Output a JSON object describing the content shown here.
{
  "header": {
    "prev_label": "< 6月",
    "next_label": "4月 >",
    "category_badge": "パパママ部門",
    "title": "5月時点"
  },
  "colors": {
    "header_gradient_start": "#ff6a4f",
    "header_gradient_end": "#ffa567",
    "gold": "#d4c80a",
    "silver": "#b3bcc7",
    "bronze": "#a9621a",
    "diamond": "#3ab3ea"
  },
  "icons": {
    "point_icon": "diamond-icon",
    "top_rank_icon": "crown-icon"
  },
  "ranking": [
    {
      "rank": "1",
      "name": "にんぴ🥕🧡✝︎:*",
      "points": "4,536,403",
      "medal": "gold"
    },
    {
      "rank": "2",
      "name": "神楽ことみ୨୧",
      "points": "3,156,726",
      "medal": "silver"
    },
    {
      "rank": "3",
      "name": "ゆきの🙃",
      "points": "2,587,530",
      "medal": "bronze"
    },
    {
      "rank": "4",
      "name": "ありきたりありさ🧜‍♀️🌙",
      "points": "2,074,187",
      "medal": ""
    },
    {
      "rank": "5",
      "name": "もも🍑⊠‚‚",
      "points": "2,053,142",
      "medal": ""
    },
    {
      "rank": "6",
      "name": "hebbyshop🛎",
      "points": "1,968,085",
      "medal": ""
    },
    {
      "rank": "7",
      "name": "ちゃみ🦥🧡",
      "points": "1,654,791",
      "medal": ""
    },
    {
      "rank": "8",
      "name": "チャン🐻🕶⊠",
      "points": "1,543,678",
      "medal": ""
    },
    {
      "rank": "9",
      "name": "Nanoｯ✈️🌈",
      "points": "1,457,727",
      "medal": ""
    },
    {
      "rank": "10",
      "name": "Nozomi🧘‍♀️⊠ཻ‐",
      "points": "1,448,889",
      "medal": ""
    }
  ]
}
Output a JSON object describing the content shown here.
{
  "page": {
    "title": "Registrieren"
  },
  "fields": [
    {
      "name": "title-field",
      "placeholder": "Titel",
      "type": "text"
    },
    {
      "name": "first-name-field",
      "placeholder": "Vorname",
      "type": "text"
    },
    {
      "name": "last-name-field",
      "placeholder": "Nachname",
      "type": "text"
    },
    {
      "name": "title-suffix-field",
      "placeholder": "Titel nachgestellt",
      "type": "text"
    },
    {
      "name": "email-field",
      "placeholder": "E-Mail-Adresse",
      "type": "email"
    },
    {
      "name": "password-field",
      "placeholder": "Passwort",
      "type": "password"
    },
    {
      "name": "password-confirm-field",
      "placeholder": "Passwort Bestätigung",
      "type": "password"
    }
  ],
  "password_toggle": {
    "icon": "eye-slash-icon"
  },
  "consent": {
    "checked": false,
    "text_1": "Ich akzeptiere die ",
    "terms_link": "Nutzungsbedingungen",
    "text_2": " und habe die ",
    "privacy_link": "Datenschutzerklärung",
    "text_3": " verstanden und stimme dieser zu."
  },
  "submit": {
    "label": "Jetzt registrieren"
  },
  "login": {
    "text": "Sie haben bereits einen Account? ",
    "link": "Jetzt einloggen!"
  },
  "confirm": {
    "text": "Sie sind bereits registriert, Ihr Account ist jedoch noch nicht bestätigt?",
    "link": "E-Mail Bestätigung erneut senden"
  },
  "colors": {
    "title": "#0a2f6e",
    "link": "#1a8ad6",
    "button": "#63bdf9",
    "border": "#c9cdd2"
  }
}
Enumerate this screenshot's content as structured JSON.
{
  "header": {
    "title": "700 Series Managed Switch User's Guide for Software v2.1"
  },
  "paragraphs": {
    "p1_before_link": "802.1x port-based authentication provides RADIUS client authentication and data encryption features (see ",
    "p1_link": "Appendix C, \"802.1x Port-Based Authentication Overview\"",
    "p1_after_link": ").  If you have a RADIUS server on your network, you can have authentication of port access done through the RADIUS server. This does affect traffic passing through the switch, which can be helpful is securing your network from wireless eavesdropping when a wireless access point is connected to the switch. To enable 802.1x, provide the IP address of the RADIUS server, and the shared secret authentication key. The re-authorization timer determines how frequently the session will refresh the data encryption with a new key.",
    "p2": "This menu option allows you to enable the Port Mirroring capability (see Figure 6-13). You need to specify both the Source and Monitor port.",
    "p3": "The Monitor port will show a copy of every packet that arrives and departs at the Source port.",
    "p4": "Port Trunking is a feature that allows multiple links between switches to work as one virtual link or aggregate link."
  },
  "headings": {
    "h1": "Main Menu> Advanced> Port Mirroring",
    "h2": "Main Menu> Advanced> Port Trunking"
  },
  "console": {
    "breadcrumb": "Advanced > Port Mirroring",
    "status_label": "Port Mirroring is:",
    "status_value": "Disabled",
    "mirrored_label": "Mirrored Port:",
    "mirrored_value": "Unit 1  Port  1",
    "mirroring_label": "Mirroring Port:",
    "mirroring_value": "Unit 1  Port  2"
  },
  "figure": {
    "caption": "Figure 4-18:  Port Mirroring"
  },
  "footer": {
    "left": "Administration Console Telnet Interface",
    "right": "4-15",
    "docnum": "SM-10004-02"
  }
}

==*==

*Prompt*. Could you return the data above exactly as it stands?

*Task response*.
Output a JSON object describing the content shown here.
{
  "header": {
    "prev_label": "< 6月",
    "next_label": "4月 >",
    "category_badge": "パパママ部門",
    "title": "5月時点"
  },
  "colors": {
    "header_gradient_start": "#ff6a4f",
    "header_gradient_end": "#ffa567",
    "gold": "#d4c80a",
    "silver": "#b3bcc7",
    "bronze": "#a9621a",
    "diamond": "#3ab3ea"
  },
  "icons": {
    "point_icon": "diamond-icon",
    "top_rank_icon": "crown-icon"
  },
  "ranking": [
    {
      "rank": "1",
      "name": "にんぴ🥕🧡✝︎:*",
      "points": "4,536,403",
      "medal": "gold"
    },
    {
      "rank": "2",
      "name": "神楽ことみ୨୧",
      "points": "3,156,726",
      "medal": "silver"
    },
    {
      "rank": "3",
      "name": "ゆきの🙃",
      "points": "2,587,530",
      "medal": "bronze"
    },
    {
      "rank": "4",
      "name": "ありきたりありさ🧜‍♀️🌙",
      "points": "2,074,187",
      "medal": ""
    },
    {
      "rank": "5",
      "name": "もも🍑⊠‚‚",
      "points": "2,053,142",
      "medal": ""
    },
    {
      "rank": "6",
      "name": "hebbyshop🛎",
      "points": "1,968,085",
      "medal": ""
    },
    {
      "rank": "7",
      "name": "ちゃみ🦥🧡",
      "points": "1,654,791",
      "medal": ""
    },
    {
      "rank": "8",
      "name": "チャン🐻🕶⊠",
      "points": "1,543,678",
      "medal": ""
    },
    {
      "rank": "9",
      "name": "Nanoｯ✈️🌈",
      "points": "1,457,727",
      "medal": ""
    },
    {
      "rank": "10",
      "name": "Nozomi🧘‍♀️⊠ཻ‐",
      "points": "1,448,889",
      "medal": ""
    }
  ]
}
Output a JSON object describing the content shown here.
{
  "page": {
    "title": "Registrieren"
  },
  "fields": [
    {
      "name": "title-field",
      "placeholder": "Titel",
      "type": "text"
    },
    {
      "name": "first-name-field",
      "placeholder": "Vorname",
      "type": "text"
    },
    {
      "name": "last-name-field",
      "placeholder": "Nachname",
      "type": "text"
    },
    {
      "name": "title-suffix-field",
      "placeholder": "Titel nachgestellt",
      "type": "text"
    },
    {
      "name": "email-field",
      "placeholder": "E-Mail-Adresse",
      "type": "email"
    },
    {
      "name": "password-field",
      "placeholder": "Passwort",
      "type": "password"
    },
    {
      "name": "password-confirm-field",
      "placeholder": "Passwort Bestätigung",
      "type": "password"
    }
  ],
  "password_toggle": {
    "icon": "eye-slash-icon"
  },
  "consent": {
    "checked": false,
    "text_1": "Ich akzeptiere die ",
    "terms_link": "Nutzungsbedingungen",
    "text_2": " und habe die ",
    "privacy_link": "Datenschutzerklärung",
    "text_3": " verstanden und stimme dieser zu."
  },
  "submit": {
    "label": "Jetzt registrieren"
  },
  "login": {
    "text": "Sie haben bereits einen Account? ",
    "link": "Jetzt einloggen!"
  },
  "confirm": {
    "text": "Sie sind bereits registriert, Ihr Account ist jedoch noch nicht bestätigt?",
    "link": "E-Mail Bestätigung erneut senden"
  },
  "colors": {
    "title": "#0a2f6e",
    "link": "#1a8ad6",
    "button": "#63bdf9",
    "border": "#c9cdd2"
  }
}
Enumerate this screenshot's content as structured JSON.
{
  "header": {
    "title": "700 Series Managed Switch User's Guide for Software v2.1"
  },
  "paragraphs": {
    "p1_before_link": "802.1x port-based authentication provides RADIUS client authentication and data encryption features (see ",
    "p1_link": "Appendix C, \"802.1x Port-Based Authentication Overview\"",
    "p1_after_link": ").  If you have a RADIUS server on your network, you can have authentication of port access done through the RADIUS server. This does affect traffic passing through the switch, which can be helpful is securing your network from wireless eavesdropping when a wireless access point is connected to the switch. To enable 802.1x, provide the IP address of the RADIUS server, and the shared secret authentication key. The re-authorization timer determines how frequently the session will refresh the data encryption with a new key.",
    "p2": "This menu option allows you to enable the Port Mirroring capability (see Figure 6-13). You need to specify both the Source and Monitor port.",
    "p3": "The Monitor port will show a copy of every packet that arrives and departs at the Source port.",
    "p4": "Port Trunking is a feature that allows multiple links between switches to work as one virtual link or aggregate link."
  },
  "headings": {
    "h1": "Main Menu> Advanced> Port Mirroring",
    "h2": "Main Menu> Advanced> Port Trunking"
  },
  "console": {
    "breadcrumb": "Advanced > Port Mirroring",
    "status_label": "Port Mirroring is:",
    "status_value": "Disabled",
    "mirrored_label": "Mirrored Port:",
    "mirrored_value": "Unit 1  Port  1",
    "mirroring_label": "Mirroring Port:",
    "mirroring_value": "Unit 1  Port  2"
  },
  "figure": {
    "caption": "Figure 4-18:  Port Mirroring"
  },
  "footer": {
    "left": "Administration Console Telnet Interface",
    "right": "4-15",
    "docnum": "SM-10004-02"
  }
}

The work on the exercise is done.